In November 1948 the rediscovery of takahē, long thought to be extinct, caused great public interest. The New Zealand government quickly closed off a remote part of Fiordland National Park to prevent the bird from being disturbed.
There were differing ideas about how takahē should be protected. The official view of the Forest and Bird Society was that the birds should be left in peace to work out their destiny. But some were concerned that this would allow them to slip into extinction like the huia. A more interventionist strategy was to relocate the takahē to island sanctuaries and breed them in captivity. However, nothing happened for almost 10 years, partly because of lack of resources, and partly to avoid controversy.
Pūkaha Mt Bruce National Wildlife Centre
In 1957, visiting British ornithologist Peter Scott voiced his support for breeding endangered native birds in captivity while giving New Zealanders the opportunity to see them. An experiment to collect and incubate takahē eggs and rear the chicks led to the Pūkaha Mt Bruce National Wildlife Centre being set up in the Wairarapa. Initially, breeding takahē was only partly successful because knowledge of rare bird biology was limited. It took 20 years to develop successful breeding techniques, which were later applied to other bird species.
Ornithologist Don Merton commented: ‘The tragedy of Big South Cape was a timely and valuable lesson for us. It convinced even the most sceptical that predators could induce ecological collapse and extinctions. But it also has a massive, enduring impact because it shaped the way we developed policies about conservation and put them into practice.’ 1
Predators and extinction
Many biologists were reluctant to believe that introduced predators caused extinctions – following European experience, it was believed that predators were a normal part of the environment, and habitat destruction was the problem. This attitude changed in 1964, when rats gained a foothold on Big South Cape Island, near Stewart Island. The island had a large native bird population, including the only known South Island saddlebacks. Some saddlebacks were transferred to nearby rat-free islands, but the tiny Stead’s bush wren, the Stewart Island snipe, and the greater short-tailed bat became extinct. From then on it was accepted that human intervention was needed to save critically endangered species.
In the 1970s the protection of threatened species was led by the Wildlife Service of the Department of Internal Affairs, and since 1987 by the Department of Conservation. Their approach has been to:
- improve the birds’ natural habitat
- remove predators in areas where threatened species live naturally
- transfer threatened species to predator-free islands
- breed threatened species in captivity.
Numbers of takahē, kākāpō, black stilt and the Chatham Islands black robin – once facing extinction – have increased, as have kākā and kōkako.

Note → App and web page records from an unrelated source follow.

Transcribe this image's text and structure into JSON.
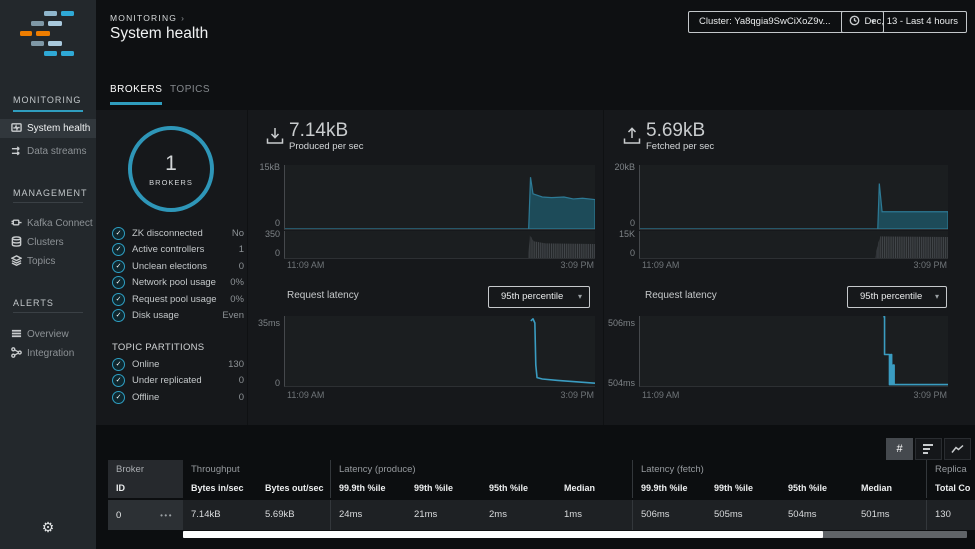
{
  "colors": {
    "accent": "#2f9dbe",
    "chart_area": "#1d4b59",
    "chart_area_edge": "#2d7a95",
    "chart_line": "#3a9cc1",
    "chart_bars": "#43474b"
  },
  "icons": {
    "check": "✓",
    "caret": "▾",
    "gear": "⚙",
    "breadcrumb_sep": "›"
  },
  "sidebar": {
    "sections": [
      {
        "label": "MONITORING",
        "items": [
          {
            "label": "System health",
            "active": true
          },
          {
            "label": "Data streams"
          }
        ]
      },
      {
        "label": "MANAGEMENT",
        "items": [
          {
            "label": "Kafka Connect"
          },
          {
            "label": "Clusters"
          },
          {
            "label": "Topics"
          }
        ]
      },
      {
        "label": "ALERTS",
        "items": [
          {
            "label": "Overview"
          },
          {
            "label": "Integration"
          }
        ]
      }
    ]
  },
  "header": {
    "breadcrumb": "MONITORING",
    "title": "System health",
    "cluster_label": "Cluster: Ya8qgia9SwCiXoZ9v...",
    "time_label": "Dec, 13 - Last 4 hours"
  },
  "tabs": {
    "brokers": "BROKERS",
    "topics": "TOPICS"
  },
  "summary": {
    "count": "1",
    "count_label": "BROKERS",
    "checks": [
      {
        "label": "ZK disconnected",
        "value": "No"
      },
      {
        "label": "Active controllers",
        "value": "1"
      },
      {
        "label": "Unclean elections",
        "value": "0"
      },
      {
        "label": "Network pool usage",
        "value": "0%"
      },
      {
        "label": "Request pool usage",
        "value": "0%"
      },
      {
        "label": "Disk usage",
        "value": "Even"
      }
    ],
    "partitions_title": "TOPIC PARTITIONS",
    "partitions": [
      {
        "label": "Online",
        "value": "130"
      },
      {
        "label": "Under replicated",
        "value": "0"
      },
      {
        "label": "Offline",
        "value": "0"
      }
    ]
  },
  "produced": {
    "value": "7.14kB",
    "caption": "Produced per sec",
    "y_max": "15kB",
    "y_zero": "0",
    "mini_max": "350",
    "mini_zero": "0",
    "x_start": "11:09 AM",
    "x_end": "3:09 PM",
    "latency_title": "Request latency",
    "percentile": "95th percentile",
    "lat_max": "35ms",
    "lat_min": "0"
  },
  "fetched": {
    "value": "5.69kB",
    "caption": "Fetched per sec",
    "y_max": "20kB",
    "y_zero": "0",
    "mini_max": "15K",
    "mini_zero": "0",
    "x_start": "11:09 AM",
    "x_end": "3:09 PM",
    "latency_title": "Request latency",
    "percentile": "95th percentile",
    "lat_max": "506ms",
    "lat_min": "504ms"
  },
  "view_toggle": {
    "hash": "#"
  },
  "table": {
    "group_broker": "Broker",
    "group_throughput": "Throughput",
    "group_latency_produce": "Latency (produce)",
    "group_latency_fetch": "Latency (fetch)",
    "group_replica": "Replica",
    "sub_id": "ID",
    "cols": [
      "Bytes in/sec",
      "Bytes out/sec",
      "99.9th %ile",
      "99th %ile",
      "95th %ile",
      "Median",
      "99.9th %ile",
      "99th %ile",
      "95th %ile",
      "Median",
      "Total Co"
    ],
    "row": {
      "id": "0",
      "menu": "•••",
      "values": [
        "7.14kB",
        "5.69kB",
        "24ms",
        "21ms",
        "2ms",
        "1ms",
        "506ms",
        "505ms",
        "504ms",
        "501ms",
        "130"
      ]
    }
  },
  "chart_data": [
    {
      "id": "produced",
      "type": "area",
      "title": "Produced per sec",
      "current": "7.14kB",
      "ylim": [
        "0",
        "15kB"
      ],
      "x_range": [
        "11:09 AM",
        "3:09 PM"
      ],
      "points": [
        [
          0,
          0
        ],
        [
          0.786,
          0
        ],
        [
          0.792,
          0.81
        ],
        [
          0.8,
          0.55
        ],
        [
          0.83,
          0.5
        ],
        [
          0.86,
          0.49
        ],
        [
          0.9,
          0.5
        ],
        [
          0.93,
          0.47
        ],
        [
          0.96,
          0.48
        ],
        [
          1,
          0.46
        ]
      ],
      "mini": {
        "ylim": [
          "0",
          "350"
        ],
        "points": [
          [
            0,
            0
          ],
          [
            0.784,
            0
          ],
          [
            0.79,
            0.85
          ],
          [
            0.802,
            0.62
          ],
          [
            0.84,
            0.54
          ],
          [
            1,
            0.52
          ]
        ]
      }
    },
    {
      "id": "fetched",
      "type": "area",
      "title": "Fetched per sec",
      "current": "5.69kB",
      "ylim": [
        "0",
        "20kB"
      ],
      "x_range": [
        "11:09 AM",
        "3:09 PM"
      ],
      "points": [
        [
          0,
          0
        ],
        [
          0.772,
          0
        ],
        [
          0.777,
          0.71
        ],
        [
          0.786,
          0.27
        ],
        [
          1,
          0.27
        ]
      ],
      "mini": {
        "ylim": [
          "0",
          "15K"
        ],
        "points": [
          [
            0,
            0
          ],
          [
            0.764,
            0
          ],
          [
            0.77,
            0.4
          ],
          [
            0.78,
            0.8
          ],
          [
            1,
            0.78
          ]
        ]
      }
    },
    {
      "id": "latency-produce",
      "type": "line",
      "title": "Request latency",
      "percentile": "95th percentile",
      "ylim": [
        "0",
        "35ms"
      ],
      "x_range": [
        "11:09 AM",
        "3:09 PM"
      ],
      "points": [
        [
          0.793,
          0.93
        ],
        [
          0.8,
          0.96
        ],
        [
          0.806,
          0.9
        ],
        [
          0.809,
          0.3
        ],
        [
          0.813,
          0.12
        ],
        [
          0.83,
          0.1
        ],
        [
          0.88,
          0.08
        ],
        [
          0.94,
          0.06
        ],
        [
          1,
          0.04
        ]
      ]
    },
    {
      "id": "latency-fetch",
      "type": "line",
      "title": "Request latency",
      "percentile": "95th percentile",
      "ylim": [
        "504ms",
        "506ms"
      ],
      "x_range": [
        "11:09 AM",
        "3:09 PM"
      ],
      "points": [
        [
          0.79,
          0.99
        ],
        [
          0.794,
          0.99
        ],
        [
          0.794,
          0.45
        ],
        [
          0.81,
          0.45
        ],
        [
          0.81,
          0.02
        ],
        [
          0.814,
          0.02
        ],
        [
          0.814,
          0.45
        ],
        [
          0.817,
          0.45
        ],
        [
          0.817,
          0.02
        ],
        [
          0.822,
          0.02
        ],
        [
          0.822,
          0.3
        ],
        [
          0.825,
          0.3
        ],
        [
          0.825,
          0.02
        ],
        [
          1,
          0.02
        ]
      ]
    }
  ]
}
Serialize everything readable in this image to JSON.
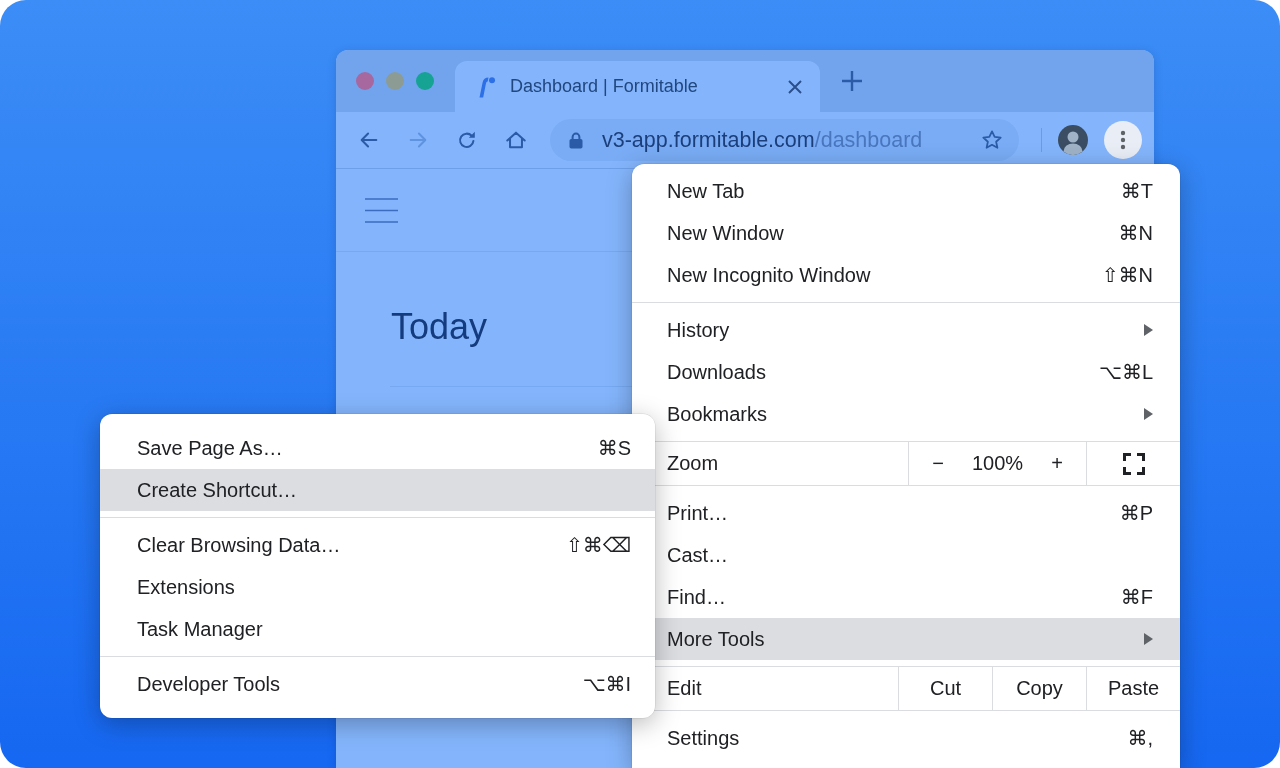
{
  "browser": {
    "tabs": [
      {
        "title": "Dashboard | Formitable",
        "selected": true
      }
    ],
    "toolbar": {
      "buttons": [
        {
          "kind": "back",
          "disabled": false
        },
        {
          "kind": "forward",
          "disabled": true
        },
        {
          "kind": "reload",
          "disabled": false
        },
        {
          "kind": "home",
          "disabled": false
        }
      ]
    },
    "address_bar": {
      "host": "v3-app.formitable.com",
      "path": "/dashboard"
    },
    "page": {
      "heading": "Today"
    }
  },
  "menu": {
    "groups": [
      [
        {
          "kind": "command",
          "label": "New Tab",
          "shortcut": "⌘T",
          "has_submenu": false,
          "selected": false
        },
        {
          "kind": "command",
          "label": "New Window",
          "shortcut": "⌘N",
          "has_submenu": false,
          "selected": false
        },
        {
          "kind": "command",
          "label": "New Incognito Window",
          "shortcut": "⇧⌘N",
          "has_submenu": false,
          "selected": false
        }
      ],
      [
        {
          "kind": "command",
          "label": "History",
          "has_submenu": true,
          "selected": false
        },
        {
          "kind": "command",
          "label": "Downloads",
          "shortcut": "⌥⌘L",
          "has_submenu": false,
          "selected": false
        },
        {
          "kind": "command",
          "label": "Bookmarks",
          "has_submenu": true,
          "selected": false
        }
      ],
      [
        {
          "kind": "zoom",
          "label": "Zoom",
          "decrease": "−",
          "value": "100%",
          "increase": "+"
        }
      ],
      [
        {
          "kind": "command",
          "label": "Print…",
          "shortcut": "⌘P",
          "has_submenu": false,
          "selected": false
        },
        {
          "kind": "command",
          "label": "Cast…",
          "has_submenu": false,
          "selected": false
        },
        {
          "kind": "command",
          "label": "Find…",
          "shortcut": "⌘F",
          "has_submenu": false,
          "selected": false
        },
        {
          "kind": "command",
          "label": "More Tools",
          "has_submenu": true,
          "selected": true
        }
      ],
      [
        {
          "kind": "edit",
          "label": "Edit",
          "actions": [
            "Cut",
            "Copy",
            "Paste"
          ]
        }
      ],
      [
        {
          "kind": "command",
          "label": "Settings",
          "shortcut": "⌘,",
          "has_submenu": false,
          "selected": false
        }
      ]
    ]
  },
  "submenu": {
    "groups": [
      [
        {
          "kind": "command",
          "label": "Save Page As…",
          "shortcut": "⌘S",
          "has_submenu": false,
          "selected": false
        },
        {
          "kind": "command",
          "label": "Create Shortcut…",
          "has_submenu": false,
          "selected": true
        }
      ],
      [
        {
          "kind": "command",
          "label": "Clear Browsing Data…",
          "shortcut": "⇧⌘⌫",
          "has_submenu": false,
          "selected": false
        },
        {
          "kind": "command",
          "label": "Extensions",
          "has_submenu": false,
          "selected": false
        },
        {
          "kind": "command",
          "label": "Task Manager",
          "has_submenu": false,
          "selected": false
        }
      ],
      [
        {
          "kind": "command",
          "label": "Developer Tools",
          "shortcut": "⌥⌘I",
          "has_submenu": false,
          "selected": false
        }
      ]
    ]
  }
}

When National Radio announcer Robert Taylor began greeting listeners with a mimicked morepork call, the Wildlife Service provided him with a selection of bird-call tapes. When he moved to the early-morning programme in 1974, he took the bird calls with him. They are now so popular that attempts to remove or modify them have met with public outcry.
Small predatory mammals have been removed from some island sanctuaries. For example, rats and possums have gone from Kapiti Island, and cats and rats from Little Barrier Island (Hauturu). A number of ‘mainland islands’ have been created by controlling predators and using fences. An example is the Karori Wildlife Sanctuary in Wellington.
Concentrated conservation efforts are costly. When a few threatened species are prioritised, there are fewer resources for other species.